### WHAT YOU NEED TO DO
Would you please return the lines of the material that contain the word "JSON"?

··· RAW DATA

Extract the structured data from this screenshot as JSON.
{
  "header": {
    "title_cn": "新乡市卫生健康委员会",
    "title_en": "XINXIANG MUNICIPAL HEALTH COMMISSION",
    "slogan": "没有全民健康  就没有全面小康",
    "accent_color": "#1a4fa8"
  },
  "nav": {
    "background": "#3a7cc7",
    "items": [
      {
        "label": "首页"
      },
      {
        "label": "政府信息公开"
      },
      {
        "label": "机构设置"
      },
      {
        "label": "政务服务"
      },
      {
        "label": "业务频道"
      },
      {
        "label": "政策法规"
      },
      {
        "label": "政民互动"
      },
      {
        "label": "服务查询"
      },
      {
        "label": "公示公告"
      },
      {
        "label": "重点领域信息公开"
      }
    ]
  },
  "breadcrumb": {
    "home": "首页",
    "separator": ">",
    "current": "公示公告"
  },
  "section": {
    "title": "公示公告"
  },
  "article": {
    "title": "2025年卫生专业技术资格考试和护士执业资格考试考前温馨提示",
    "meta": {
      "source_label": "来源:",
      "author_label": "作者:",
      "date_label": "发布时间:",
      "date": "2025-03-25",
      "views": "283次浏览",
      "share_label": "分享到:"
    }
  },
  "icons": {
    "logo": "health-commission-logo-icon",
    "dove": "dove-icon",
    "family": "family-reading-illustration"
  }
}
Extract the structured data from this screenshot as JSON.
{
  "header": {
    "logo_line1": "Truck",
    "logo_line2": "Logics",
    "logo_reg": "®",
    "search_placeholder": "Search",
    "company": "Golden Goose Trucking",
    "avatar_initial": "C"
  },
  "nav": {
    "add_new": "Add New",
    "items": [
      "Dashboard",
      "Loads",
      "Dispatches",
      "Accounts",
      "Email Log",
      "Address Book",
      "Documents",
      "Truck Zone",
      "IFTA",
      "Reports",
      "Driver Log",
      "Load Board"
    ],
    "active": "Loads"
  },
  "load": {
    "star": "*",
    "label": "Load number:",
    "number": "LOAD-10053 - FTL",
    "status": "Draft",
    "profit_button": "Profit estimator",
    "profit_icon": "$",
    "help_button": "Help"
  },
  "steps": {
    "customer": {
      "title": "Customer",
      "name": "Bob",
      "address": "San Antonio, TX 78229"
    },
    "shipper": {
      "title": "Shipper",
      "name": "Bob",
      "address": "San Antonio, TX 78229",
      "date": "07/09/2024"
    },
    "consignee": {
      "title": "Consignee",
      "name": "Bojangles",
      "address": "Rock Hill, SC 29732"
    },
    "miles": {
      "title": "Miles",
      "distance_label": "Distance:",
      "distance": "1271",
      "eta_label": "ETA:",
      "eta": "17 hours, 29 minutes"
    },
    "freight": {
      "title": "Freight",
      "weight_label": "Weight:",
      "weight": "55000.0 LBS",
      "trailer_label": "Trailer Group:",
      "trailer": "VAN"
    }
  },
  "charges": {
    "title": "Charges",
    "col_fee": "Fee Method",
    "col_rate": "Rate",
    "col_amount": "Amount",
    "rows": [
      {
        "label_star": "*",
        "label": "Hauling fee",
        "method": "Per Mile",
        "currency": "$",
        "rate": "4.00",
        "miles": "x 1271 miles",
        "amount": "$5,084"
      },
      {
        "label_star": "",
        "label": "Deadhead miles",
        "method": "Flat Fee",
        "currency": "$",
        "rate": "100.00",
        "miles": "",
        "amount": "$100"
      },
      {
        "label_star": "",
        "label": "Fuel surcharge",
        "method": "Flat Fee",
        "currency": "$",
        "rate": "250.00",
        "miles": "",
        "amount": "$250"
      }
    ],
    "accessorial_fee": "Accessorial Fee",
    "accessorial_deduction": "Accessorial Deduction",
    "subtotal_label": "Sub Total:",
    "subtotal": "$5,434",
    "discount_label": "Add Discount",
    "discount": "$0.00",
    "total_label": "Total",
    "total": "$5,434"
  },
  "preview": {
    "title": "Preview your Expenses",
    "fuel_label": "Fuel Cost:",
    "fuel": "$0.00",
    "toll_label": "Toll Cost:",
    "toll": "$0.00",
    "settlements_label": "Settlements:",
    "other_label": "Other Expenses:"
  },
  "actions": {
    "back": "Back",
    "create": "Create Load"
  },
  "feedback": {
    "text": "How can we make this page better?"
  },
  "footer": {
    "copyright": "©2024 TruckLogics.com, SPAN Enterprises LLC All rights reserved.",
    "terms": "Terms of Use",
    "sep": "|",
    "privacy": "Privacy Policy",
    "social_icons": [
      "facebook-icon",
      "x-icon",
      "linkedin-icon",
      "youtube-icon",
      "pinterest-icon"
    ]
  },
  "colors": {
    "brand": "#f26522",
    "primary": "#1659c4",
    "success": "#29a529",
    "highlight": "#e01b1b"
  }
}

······
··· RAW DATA

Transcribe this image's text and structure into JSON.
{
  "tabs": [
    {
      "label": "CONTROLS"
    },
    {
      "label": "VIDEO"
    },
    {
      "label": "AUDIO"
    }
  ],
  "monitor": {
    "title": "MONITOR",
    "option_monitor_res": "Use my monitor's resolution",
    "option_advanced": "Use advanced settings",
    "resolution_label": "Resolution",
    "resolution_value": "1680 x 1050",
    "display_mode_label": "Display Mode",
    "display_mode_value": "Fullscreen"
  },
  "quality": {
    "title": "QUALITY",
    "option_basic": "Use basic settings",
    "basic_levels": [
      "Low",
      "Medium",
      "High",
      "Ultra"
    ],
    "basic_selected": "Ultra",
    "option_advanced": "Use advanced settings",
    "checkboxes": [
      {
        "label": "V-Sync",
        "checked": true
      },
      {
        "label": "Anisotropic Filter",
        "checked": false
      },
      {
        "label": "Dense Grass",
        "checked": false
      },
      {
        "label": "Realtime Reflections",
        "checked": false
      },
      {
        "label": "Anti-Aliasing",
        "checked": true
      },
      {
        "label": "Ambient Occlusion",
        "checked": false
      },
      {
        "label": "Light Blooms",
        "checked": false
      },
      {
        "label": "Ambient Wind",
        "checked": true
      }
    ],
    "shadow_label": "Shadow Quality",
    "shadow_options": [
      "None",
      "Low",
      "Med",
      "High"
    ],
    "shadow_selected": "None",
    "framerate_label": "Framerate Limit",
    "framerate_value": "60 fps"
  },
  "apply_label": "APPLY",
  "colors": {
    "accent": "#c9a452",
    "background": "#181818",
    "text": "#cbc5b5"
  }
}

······
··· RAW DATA

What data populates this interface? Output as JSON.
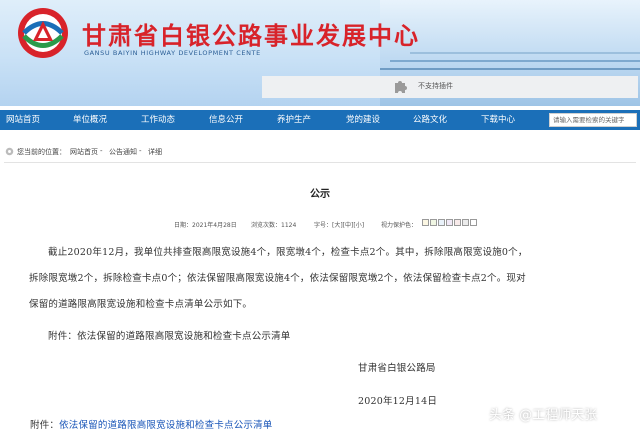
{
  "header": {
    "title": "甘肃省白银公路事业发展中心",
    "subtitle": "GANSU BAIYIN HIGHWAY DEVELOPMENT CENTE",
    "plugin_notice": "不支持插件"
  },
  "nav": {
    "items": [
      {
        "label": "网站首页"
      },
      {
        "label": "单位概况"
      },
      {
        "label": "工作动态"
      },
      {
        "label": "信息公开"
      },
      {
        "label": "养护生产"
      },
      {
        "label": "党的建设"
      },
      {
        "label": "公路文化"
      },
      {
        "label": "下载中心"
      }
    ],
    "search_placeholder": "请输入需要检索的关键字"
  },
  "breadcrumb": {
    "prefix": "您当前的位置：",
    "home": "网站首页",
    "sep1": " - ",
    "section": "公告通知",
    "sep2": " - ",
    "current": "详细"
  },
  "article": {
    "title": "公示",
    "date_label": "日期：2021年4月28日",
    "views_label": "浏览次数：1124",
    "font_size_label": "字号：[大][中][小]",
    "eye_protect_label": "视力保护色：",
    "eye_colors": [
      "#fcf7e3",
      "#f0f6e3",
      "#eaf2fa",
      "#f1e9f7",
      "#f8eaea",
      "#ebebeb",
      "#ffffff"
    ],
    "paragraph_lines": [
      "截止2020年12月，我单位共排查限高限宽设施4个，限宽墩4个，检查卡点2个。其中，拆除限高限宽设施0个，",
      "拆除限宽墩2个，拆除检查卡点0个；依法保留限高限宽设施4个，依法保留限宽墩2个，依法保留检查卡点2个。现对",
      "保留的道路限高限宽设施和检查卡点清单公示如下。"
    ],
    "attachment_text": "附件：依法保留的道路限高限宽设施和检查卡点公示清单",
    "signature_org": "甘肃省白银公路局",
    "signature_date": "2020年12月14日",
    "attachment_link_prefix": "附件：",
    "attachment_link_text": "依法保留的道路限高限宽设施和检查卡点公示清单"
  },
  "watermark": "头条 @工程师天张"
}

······

### THE ANSWER
Extract the structured data from this screenshot as JSON.
Extract the structured data from this screenshot as JSON.
Transcribe this image's text and structure into JSON.
What data populates this interface? Output as JSON.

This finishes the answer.